  • 40. Sheety, P. K., Murugan, M., and Sreeja, K. G. Crop protection stewardship in India: Wanted or Unwanted. Current Sciences, 2008, 95: 457-464.
  • 41. Dixit, A. Herbicide recommendation in different crops. Crop Care, 2009,35(2): 33-38.
  • 42. Pispini, M., Schimpf, M., Lopez, J., and Chandrasekaran, K. Who Benefits from GM Crops? The Rise in Pesticide Use. Friends of the Earth International and Center for Food Safety, 2008, see especially pp. 8-12, available at (accessed December 14, 2010).
  • 43. Anonymous. 2011, available at (accessed February 18,2011).
  • 44. Nikolova, S. Pesticide use, issues and howto promote sustainable agriculture in Bulgaria. Published by Pesticide Action Network Germany (PAN Germany) in co-operation with Association, Agrolink, 2004.
  • 45. Rajendran, R.B., and Subramanian, A.N. Chlorinated pesticide residues in surface sediments from the river Kaveri, South India. Journal of Environmental Science and Health, 1999, 34: 269-288.

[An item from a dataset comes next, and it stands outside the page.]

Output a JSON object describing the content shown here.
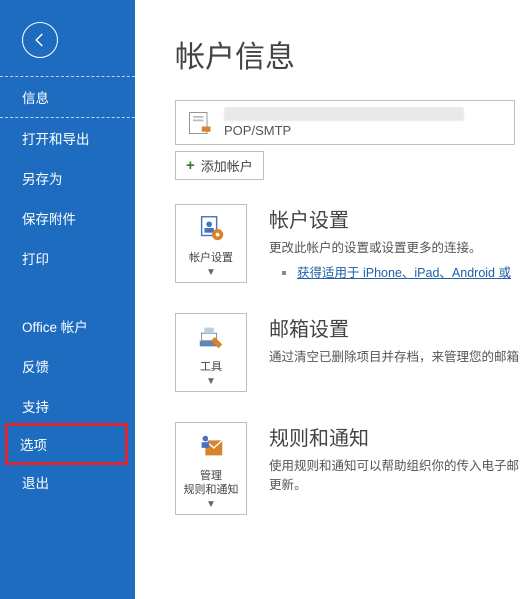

  • 46. Karanth, N.G.K. Challenges of limiting pesticide residues in fresh/vegetables: The Indian experience. In Hanak, E.E., Boutrif, P., and Fabre, M.P. (eds.) Food Safety Management in Developing Countries. CIRAD-FAO, Montpellier, 2002, pp. 11-13.
  • 47. Charan, P.D., Ali, S.F., Kachhawa, Y., and Sharma, K.C. Monitoring of pesticide residues in farm gate vegetables of central Aravalli region of Western India. American-Eurasian Journal of Agricultural & Environmental Sciences, 2010, 7: 255-258.
  • 48. Ranga Rao, G.V., Sahrawat, K.L., Srinivasa, R.C., Binitha, D., Reddy, K.K., and Bharath, B.S. Insecticide residues in vegetable crops grown in Kothapalli Watershed, Andhra Pradesh, India: a case Study. Indian Journal of Dryland Agricultural Research and Development, 2009,24: 21-27.
  • 49. Gupta, P.K. Pesticide exposure. Indian Science. Toxicology, 2004,198: 83-90.
  • 50. Baker, B.P., Benbrook, C., Groth, E„ III, and Benbrook, K.L. Pesticide residues in conventional, integrated pest management (IPM)—Grown and organic foods: Insights from three US data sets. Food Additives & Contaminants, 2002,19: 427-446.
  • 51. Bhandari, R. Pesticide residues in vegetables and fruits. International Journal of Scientific Research in Chemical Sciences, 2015, 2(1): 11-17.
  • 52. Soudamini, M., and Rekha, A. Persistence of dicofol residues in/on acid lime. Pesticide Research Journal, 2005,17(1): 64-65.
  • 53. Shetty, P.K., Murugan, M„ and Sreeja, K.G. Crop protection stewardship in India: Wanted or unwanted. Current Science, 2008,95(4): 457.
< Prev   CONTENTS   Source   Next >